Well, I hadn’t known that. I guess there’s always more to learn. The maps only get us so far, don’t they?

Think how often we enter circumstances and situations thinking we know all we need to know. I remember when Joan and I first married, how no one could tell me anything about what it meant to love, because I was certain no one had ever loved someone as deeply and perfectly as I loved Joan. We’d been married maybe a month or two, and up until then things had been going great. She’d say, “I love you.” And I’d say, “I love you more.” And she’d say, “No, I love you more.”

But then one day I did something stupid, really dumb, dumb, dumb, and Joan looked at me, and I knew immediately what she was thinking. She was thinking how nice it would be to be single. She didn’t say it, but I could tell she was thinking it. That was certainly a learning experience. There’s always something more to learn.

So there we were last weekend, down at the Maple Grove Cemetery, looking for my great-grandfather’s tombstone, David Petway Gulley. We’d maybe looked at 4,000 tombstones by then and I was starting to dislike him. I was wishing he’d been cremated, and they’d thrown his ashes in a creek. But we kept looking and my brother Glenn finally found him, right there underneath a tree alongside my great-grandmother, Leona Echols Gulley, who from what I had always been told was a genuine piece of work. There they were.

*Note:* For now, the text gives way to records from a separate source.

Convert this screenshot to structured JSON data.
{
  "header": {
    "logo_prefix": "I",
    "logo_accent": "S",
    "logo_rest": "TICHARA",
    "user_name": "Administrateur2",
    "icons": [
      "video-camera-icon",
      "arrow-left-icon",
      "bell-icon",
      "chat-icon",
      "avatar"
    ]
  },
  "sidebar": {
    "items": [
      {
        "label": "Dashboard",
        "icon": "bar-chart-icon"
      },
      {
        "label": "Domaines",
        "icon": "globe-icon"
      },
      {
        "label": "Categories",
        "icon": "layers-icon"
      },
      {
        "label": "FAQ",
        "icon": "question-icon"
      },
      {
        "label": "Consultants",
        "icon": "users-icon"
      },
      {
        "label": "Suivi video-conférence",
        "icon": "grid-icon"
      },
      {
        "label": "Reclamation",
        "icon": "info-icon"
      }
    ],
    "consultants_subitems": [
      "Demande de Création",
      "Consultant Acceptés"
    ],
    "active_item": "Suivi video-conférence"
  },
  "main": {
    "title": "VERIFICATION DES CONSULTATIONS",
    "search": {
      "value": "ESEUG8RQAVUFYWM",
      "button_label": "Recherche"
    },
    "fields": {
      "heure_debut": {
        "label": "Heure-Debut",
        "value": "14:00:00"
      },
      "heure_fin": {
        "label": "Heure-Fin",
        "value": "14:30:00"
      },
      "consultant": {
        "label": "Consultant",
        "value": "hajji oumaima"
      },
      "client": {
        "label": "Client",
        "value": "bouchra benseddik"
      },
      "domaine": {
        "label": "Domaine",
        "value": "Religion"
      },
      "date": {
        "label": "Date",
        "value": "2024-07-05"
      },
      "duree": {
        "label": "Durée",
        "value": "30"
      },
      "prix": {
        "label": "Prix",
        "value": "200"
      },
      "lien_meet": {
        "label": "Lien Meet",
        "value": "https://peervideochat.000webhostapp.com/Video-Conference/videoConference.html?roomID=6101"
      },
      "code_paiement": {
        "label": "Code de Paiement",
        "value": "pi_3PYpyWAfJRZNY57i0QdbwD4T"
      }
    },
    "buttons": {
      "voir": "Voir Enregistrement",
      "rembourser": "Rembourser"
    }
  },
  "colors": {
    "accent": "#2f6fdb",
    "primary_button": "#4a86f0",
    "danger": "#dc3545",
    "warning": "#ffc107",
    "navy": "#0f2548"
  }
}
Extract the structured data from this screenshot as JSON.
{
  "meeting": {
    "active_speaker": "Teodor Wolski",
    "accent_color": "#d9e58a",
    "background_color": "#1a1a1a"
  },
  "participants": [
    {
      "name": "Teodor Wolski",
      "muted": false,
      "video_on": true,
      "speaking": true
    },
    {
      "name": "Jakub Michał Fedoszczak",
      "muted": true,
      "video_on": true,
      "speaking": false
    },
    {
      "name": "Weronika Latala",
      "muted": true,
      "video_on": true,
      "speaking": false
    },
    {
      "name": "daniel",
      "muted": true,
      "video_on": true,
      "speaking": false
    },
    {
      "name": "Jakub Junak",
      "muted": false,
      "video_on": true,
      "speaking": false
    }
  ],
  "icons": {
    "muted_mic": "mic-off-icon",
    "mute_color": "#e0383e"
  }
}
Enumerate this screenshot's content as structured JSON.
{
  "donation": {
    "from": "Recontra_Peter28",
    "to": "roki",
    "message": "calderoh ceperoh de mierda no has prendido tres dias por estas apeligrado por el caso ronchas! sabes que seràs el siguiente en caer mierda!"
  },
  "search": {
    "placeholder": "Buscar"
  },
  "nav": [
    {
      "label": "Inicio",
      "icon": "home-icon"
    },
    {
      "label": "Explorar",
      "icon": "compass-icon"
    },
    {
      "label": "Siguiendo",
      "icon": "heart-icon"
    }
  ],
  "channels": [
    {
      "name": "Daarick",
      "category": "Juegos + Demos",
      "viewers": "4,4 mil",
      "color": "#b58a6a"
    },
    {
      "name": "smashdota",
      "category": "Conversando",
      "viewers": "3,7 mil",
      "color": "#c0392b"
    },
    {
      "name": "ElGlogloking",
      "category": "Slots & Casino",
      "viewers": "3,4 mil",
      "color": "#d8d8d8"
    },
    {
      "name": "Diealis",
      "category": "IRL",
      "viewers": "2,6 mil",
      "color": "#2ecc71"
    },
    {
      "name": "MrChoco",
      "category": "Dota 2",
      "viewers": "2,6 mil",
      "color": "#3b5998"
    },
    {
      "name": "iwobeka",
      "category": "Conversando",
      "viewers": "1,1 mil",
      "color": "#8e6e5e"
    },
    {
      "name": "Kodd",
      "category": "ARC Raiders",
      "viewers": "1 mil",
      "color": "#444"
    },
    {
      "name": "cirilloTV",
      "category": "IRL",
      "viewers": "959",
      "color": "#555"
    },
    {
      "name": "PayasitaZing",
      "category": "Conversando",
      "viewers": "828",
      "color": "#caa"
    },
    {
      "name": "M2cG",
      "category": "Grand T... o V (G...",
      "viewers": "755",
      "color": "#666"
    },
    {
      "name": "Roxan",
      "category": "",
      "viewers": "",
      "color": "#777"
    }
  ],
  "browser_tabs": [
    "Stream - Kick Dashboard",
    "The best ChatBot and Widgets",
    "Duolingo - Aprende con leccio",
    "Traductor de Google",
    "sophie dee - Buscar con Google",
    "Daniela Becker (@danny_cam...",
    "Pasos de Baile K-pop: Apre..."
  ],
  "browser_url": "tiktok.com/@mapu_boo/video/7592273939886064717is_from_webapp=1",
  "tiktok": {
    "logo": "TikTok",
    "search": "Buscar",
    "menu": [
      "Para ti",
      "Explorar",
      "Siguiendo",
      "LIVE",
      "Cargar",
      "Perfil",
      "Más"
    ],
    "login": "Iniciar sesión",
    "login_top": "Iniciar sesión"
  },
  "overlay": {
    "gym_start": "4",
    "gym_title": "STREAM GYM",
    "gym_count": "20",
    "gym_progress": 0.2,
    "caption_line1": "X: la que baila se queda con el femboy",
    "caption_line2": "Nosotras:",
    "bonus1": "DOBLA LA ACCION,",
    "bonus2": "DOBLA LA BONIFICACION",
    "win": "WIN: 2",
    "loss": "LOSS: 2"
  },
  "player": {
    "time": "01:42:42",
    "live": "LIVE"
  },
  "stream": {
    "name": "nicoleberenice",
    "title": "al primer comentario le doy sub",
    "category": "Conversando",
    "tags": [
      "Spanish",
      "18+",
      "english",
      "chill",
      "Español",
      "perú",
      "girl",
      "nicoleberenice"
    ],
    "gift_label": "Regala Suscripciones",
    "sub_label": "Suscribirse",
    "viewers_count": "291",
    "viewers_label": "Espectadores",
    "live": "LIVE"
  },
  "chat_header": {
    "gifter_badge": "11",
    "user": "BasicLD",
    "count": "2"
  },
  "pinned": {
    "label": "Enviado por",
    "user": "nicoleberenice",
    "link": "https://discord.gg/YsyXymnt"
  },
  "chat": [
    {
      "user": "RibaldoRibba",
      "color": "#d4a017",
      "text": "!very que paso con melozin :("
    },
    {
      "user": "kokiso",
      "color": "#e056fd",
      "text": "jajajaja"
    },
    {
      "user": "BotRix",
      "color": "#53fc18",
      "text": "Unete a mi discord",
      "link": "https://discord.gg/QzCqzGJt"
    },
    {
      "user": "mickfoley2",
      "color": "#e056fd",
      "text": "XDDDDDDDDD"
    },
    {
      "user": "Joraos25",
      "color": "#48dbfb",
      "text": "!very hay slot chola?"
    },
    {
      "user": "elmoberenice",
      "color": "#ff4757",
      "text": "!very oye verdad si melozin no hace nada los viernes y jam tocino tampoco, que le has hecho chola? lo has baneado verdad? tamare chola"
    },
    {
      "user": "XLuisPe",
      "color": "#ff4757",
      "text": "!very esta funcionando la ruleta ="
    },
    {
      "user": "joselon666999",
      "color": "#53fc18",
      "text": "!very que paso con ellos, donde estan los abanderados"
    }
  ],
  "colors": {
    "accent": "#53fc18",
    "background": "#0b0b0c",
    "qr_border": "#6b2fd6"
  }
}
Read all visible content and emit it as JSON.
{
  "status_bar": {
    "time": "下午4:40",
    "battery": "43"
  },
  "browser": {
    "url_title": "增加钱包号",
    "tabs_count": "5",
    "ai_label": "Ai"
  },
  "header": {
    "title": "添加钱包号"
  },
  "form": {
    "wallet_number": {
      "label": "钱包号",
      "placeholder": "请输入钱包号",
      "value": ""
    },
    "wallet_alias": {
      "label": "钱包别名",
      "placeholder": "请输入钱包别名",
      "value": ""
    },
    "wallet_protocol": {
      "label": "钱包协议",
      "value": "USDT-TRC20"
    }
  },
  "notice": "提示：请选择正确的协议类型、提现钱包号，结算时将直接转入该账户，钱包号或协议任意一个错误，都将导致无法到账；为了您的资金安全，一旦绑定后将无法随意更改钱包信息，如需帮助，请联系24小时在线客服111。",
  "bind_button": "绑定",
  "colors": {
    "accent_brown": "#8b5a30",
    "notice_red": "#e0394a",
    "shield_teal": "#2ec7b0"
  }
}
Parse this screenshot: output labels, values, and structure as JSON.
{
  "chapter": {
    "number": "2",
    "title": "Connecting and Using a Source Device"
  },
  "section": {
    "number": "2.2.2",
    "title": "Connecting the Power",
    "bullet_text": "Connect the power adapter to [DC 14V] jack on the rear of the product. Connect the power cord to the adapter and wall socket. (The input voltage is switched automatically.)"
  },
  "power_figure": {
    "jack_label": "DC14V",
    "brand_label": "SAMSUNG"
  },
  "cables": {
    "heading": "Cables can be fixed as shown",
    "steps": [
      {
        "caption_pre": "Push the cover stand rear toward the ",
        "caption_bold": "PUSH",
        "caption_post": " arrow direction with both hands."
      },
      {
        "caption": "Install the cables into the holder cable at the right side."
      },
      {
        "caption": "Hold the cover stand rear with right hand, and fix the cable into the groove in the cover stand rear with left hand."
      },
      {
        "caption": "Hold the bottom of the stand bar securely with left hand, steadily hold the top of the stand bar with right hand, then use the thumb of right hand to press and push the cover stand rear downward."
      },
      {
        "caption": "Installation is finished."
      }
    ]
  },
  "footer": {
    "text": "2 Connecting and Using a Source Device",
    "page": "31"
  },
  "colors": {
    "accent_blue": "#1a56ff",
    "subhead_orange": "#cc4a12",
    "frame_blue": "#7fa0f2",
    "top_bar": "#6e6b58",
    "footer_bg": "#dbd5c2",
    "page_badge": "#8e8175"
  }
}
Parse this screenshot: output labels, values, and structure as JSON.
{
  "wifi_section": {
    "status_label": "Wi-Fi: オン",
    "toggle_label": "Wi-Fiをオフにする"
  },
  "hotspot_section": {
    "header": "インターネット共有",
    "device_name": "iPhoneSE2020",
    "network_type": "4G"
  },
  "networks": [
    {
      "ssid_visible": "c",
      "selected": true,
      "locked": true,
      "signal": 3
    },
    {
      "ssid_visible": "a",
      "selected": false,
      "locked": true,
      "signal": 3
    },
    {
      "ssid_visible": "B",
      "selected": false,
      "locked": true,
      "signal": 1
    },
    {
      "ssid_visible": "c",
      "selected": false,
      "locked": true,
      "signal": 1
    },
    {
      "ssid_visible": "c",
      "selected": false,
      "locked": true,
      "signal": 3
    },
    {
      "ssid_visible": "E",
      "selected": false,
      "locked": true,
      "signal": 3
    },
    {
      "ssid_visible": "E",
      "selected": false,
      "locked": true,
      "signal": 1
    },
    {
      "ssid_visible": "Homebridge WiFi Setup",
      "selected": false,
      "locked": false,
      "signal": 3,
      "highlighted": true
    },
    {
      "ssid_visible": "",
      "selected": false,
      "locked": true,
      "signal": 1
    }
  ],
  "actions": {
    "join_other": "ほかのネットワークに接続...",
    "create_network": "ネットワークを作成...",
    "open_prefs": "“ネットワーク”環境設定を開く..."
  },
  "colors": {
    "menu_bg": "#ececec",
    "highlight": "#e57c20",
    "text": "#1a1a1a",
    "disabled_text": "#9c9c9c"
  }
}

We looked at their gravestone for a while, then left the cemetery and went to visit a second cousin we hadn’t seen in probably 50 years. She’s the family historian. We didn’t tell her we were coming, we just showed up on her doorstep. All four of us. She didn’t recognize us at first, so when she opened the door, I asked if we could come in and talk to her about Jesus, but then she recognized my sister, and was happy to see us. She lived in the house David Petway Gulley had built back in the early 1900s, and she told us all the family secrets, things my parents never talked about, the death of little children and the broken marriages, and the decline into alcoholism of so many of my ancestors. Listening to them, I thought of my own father’s struggle with alcohol and how angry it had made me. When he was alive, I never tried to understand it. I just got angry about it, and thought it was a simple matter. He drank too much and needed to stop. But listening to our family historian, I realized it wasn’t simple at all, that the roots of that sickness ran deep in our genes. I thought I’d known all there was to know about my family, but there’s always something more to learn. Isn’t it funny how often we set down the shovel because we think the hole is dug, when in fact we’ve barely broken ground? There’s always something more to learn, some work that lies unfinished.

It was the Catholic sister, Joan Chittister, who wrote, “In our dreams lies our unfinished work for the world.” There is always something more to learn, something more to understand, something more to which we can aspire. In our dreams lies our unfinished work for the world. There is always something more to learn.

A Quaker Query: Has my lack of knowledge caused me to treat others poorly? Am I careful to see the full picture, the true picture, of others, especially those who I find difficult to love?